In New York ,Shaun Clancy, who owns Foley's Pub and Restaurant, just off Fifth Avenue opposite the Empire State Building does not want the song "Danny Boy" played or sung during St Patrick's day or for the month of March as its been ranked among the 25 most depressing songs of all time.
A pub near Detroit AJ's Cafe is staging a "Danny Boy" marathon on St. Patrick's Day weekend, offering 1,000 renditions of the song over 50 hours and a free Guinness for the first 20 suicide attempts.
The song's lyrics were written by English lawyer Frederick Edward Weatherly, who never visited Ireland.
The Legend of the Beloved Irish Ballad." Weatherly's sister-in-law had sent him the music to an old Irish song called "The Derry Air." His new version was published in 1913 and became a huge hit when opera singer Ernestine Schumann-Heink recorded it in 1915.

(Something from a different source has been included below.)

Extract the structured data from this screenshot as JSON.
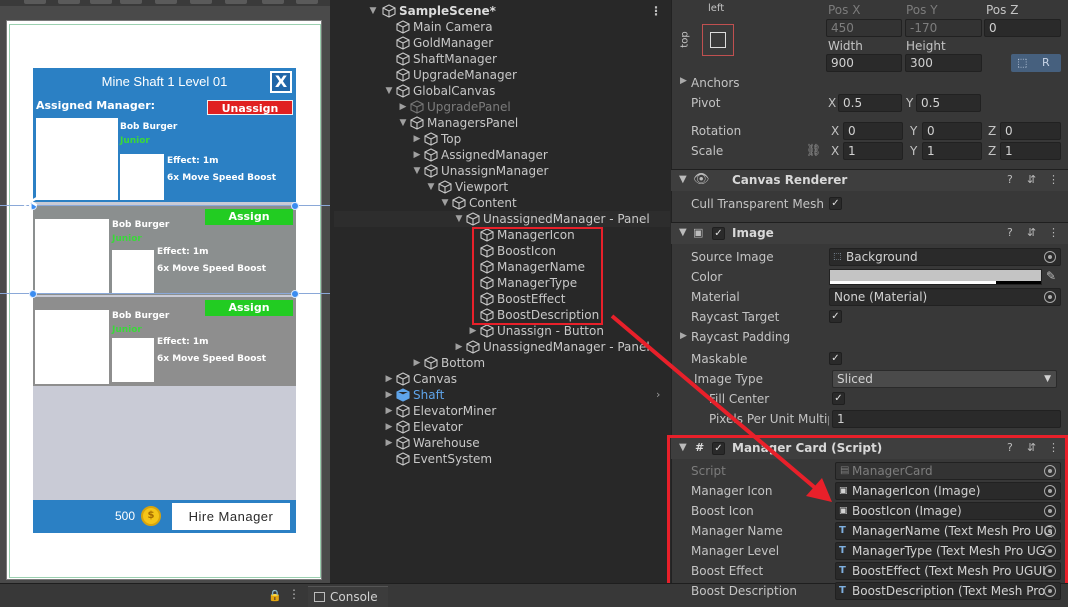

Some say it is symbolic of the great Irish diaspora, with generations of Irish fleeing the potato famine starting around 1850.
Others have guessed it is sung by a mother grieving for her son or even by a desolate lover depending on how one hears lyrics like "The summer's gone, and all the flowers are dying/ 'Tis you, 'tis you must go and I must bide."
Like most sad Irish songs they are sung to invoke picture postcard memories of Ireland by people who have moved abroad and only miss the wet cold homeland after a few pints.
Another old favourite and the unofficial anthem of Dublin known as "Cockles and Mussels," the song tells the tale of a beautiful fishmonger who plies her trade on city streets and dies young of a fever.
Ah how the Irish love to cry into their pints.
Old Knudsen whose people were once labeled as the 'Rebellious Irish' by the English as he is of Scots/Irish blood said: "I quite like the 'wearing of the green' which is an anonymous Irish street ballad dating to 1798 when the English forbid the wearing of shamrocks in the hats known as 'The caubeen' as this was an act of rebellion punishable by hanging, much like when the Sassenachs forbid the Scots to wear clan tartans, the English are a silly wee people sometimes.
Heres the first verse."
O Paddy dear, an' did ye hear the news that's goin' round?
The shamrock is by law forbid to grow on Irish ground;
St. Patrick's Day no more we'll keep, his colour can't be seen,
For there's a cruel law agin the wearin' o' the Green.
OBB News wishes all its readers a safe and happy St Patricks day and remember to drink irresponsibly.